The Maari Field is located 50 miles off the coast of South Taranaki, New Zealand. In this paper, we will present details of a laboratory test programme which was conducted to assist in the design of removal and mitigation treatments for flow assurance in the Maari oilfield. Main operating partner OMV initiated laboratory testing of a series of carbonate and sulphate scale dissolver and inhibitor treatments for use in the field, examining formation damage aspects potentially associated with the use of such fluids in the field. The waxy nature of the reservoir crude oil presented challenges for core flood testing, in particular the design of appropriate crude oil conditioning techniques to provide representative samples and core flood protocols to omit potential laboratory artefacts.
The Maari crude oil contains heavy oil fractions, high wax content and a high wax appearance temperature. Standard field sampling, laboratory conditioning and sub-sampling methods can result in loss of light fractions through evaporation and thus a crude oil sample weighted towards the heavier molecular weight oil fractions. Also there is potential for heavy end losses due to insufficient conditioning temperature, filtering and sub-sampling. Appropriate protocols were therefore required to condition the crude oil to a field representative state for use. Heavy oil fractions within the crude oil presented challenges for conducting effective core flood tests. Oil particulates and heavy fractions can induce wax deposits and fines mobilisation effects that can be considered test artefacts obscuring formation damage test results. Alternative test methods were therefore designed to ensure the crude conditioning methods and core flood tests are as representative as possible of the oilfield whilst also providing clear and accurate formation damage assessment.

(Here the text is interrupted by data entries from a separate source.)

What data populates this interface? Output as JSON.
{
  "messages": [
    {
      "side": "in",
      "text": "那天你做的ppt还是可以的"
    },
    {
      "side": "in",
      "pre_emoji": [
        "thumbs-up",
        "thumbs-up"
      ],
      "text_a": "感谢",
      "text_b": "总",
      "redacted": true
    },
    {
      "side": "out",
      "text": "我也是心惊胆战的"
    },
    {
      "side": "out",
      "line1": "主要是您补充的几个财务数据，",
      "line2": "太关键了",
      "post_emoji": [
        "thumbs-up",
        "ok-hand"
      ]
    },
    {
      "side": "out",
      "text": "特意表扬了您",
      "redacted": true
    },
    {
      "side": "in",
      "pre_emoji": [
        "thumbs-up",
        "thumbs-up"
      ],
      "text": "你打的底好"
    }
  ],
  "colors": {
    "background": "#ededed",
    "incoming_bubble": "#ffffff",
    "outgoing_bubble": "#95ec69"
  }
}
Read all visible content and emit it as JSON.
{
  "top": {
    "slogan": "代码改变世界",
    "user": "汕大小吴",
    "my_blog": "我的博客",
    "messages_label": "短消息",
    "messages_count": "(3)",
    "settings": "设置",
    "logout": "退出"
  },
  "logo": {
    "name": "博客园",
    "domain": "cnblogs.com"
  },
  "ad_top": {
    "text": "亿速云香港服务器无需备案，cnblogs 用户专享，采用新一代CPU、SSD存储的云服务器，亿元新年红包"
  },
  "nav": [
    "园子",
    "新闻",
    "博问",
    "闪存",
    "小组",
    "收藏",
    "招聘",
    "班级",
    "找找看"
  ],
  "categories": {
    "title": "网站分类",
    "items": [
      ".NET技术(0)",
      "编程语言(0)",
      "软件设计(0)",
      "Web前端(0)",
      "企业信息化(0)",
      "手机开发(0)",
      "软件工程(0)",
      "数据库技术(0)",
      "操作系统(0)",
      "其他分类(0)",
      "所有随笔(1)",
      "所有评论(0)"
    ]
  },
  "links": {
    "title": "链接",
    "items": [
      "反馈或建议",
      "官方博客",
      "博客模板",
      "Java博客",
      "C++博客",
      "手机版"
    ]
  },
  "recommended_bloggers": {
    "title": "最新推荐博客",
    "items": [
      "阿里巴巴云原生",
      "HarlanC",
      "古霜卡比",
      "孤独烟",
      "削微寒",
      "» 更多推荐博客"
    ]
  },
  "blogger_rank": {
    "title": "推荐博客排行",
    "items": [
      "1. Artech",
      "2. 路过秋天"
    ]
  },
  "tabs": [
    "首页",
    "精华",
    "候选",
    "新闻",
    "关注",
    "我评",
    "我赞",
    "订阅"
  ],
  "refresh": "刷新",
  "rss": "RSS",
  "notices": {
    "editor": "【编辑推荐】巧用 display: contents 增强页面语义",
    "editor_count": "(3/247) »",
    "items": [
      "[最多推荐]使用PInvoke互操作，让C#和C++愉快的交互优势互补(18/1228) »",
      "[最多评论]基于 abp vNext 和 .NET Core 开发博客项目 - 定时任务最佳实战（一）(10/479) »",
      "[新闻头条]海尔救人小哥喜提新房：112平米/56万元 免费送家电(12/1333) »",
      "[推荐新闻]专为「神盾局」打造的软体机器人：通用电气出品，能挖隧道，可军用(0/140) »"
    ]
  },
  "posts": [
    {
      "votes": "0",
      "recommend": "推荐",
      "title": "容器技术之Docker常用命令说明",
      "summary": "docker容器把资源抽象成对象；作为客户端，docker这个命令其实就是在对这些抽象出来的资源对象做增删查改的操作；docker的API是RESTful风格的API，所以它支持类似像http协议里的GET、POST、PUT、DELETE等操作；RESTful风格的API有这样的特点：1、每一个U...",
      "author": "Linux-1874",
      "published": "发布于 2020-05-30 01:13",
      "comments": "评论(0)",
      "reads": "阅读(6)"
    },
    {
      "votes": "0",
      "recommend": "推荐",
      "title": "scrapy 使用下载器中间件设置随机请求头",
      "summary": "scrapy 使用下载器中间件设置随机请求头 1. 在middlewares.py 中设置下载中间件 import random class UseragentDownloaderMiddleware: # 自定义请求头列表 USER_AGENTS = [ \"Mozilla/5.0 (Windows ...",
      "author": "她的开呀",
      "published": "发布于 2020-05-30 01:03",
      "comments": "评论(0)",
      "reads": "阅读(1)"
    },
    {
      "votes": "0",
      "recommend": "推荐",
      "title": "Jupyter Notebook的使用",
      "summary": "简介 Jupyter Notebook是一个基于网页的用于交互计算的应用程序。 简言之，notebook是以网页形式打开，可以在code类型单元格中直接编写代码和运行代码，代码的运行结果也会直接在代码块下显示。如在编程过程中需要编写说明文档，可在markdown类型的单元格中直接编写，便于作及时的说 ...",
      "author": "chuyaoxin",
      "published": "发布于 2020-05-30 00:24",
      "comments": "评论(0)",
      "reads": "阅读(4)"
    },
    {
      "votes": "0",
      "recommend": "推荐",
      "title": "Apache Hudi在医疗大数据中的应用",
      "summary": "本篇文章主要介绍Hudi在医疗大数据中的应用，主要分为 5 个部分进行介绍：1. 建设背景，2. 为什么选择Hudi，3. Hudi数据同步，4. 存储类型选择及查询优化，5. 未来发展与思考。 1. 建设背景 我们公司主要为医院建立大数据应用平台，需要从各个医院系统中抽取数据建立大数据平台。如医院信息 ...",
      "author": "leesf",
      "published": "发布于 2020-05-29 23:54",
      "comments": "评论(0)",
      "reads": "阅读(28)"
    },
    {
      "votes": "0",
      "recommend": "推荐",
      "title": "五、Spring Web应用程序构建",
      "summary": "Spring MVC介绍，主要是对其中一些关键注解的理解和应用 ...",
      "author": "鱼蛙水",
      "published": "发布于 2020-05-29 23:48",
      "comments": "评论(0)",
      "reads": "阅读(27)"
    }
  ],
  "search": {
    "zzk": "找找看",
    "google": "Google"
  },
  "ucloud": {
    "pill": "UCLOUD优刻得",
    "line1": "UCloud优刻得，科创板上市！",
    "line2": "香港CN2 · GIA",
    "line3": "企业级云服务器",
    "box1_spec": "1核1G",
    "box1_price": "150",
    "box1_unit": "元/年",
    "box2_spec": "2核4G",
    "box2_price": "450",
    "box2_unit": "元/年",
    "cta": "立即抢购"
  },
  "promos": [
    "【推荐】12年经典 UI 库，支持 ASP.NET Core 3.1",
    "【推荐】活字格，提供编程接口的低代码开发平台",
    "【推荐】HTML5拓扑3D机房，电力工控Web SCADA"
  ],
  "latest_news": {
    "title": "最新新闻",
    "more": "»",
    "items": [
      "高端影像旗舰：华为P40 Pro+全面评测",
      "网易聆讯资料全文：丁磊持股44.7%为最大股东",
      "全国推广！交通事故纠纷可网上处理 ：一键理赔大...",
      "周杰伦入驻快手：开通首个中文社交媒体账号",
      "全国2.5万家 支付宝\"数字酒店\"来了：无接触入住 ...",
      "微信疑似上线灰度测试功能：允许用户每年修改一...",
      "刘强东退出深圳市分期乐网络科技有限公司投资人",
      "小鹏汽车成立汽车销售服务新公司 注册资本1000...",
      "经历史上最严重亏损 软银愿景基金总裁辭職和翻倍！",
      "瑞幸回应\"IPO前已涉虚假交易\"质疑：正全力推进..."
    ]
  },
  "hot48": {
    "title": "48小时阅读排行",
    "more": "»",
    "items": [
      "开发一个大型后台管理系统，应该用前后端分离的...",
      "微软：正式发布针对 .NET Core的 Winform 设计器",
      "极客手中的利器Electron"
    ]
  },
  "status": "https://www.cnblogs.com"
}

This paper therefore presents a laboratory strategy designed to account for the aforementioned challenges alongside laboratory test results and subsequent recommendations for crude and core conditioning and core test protocols under similar conditions.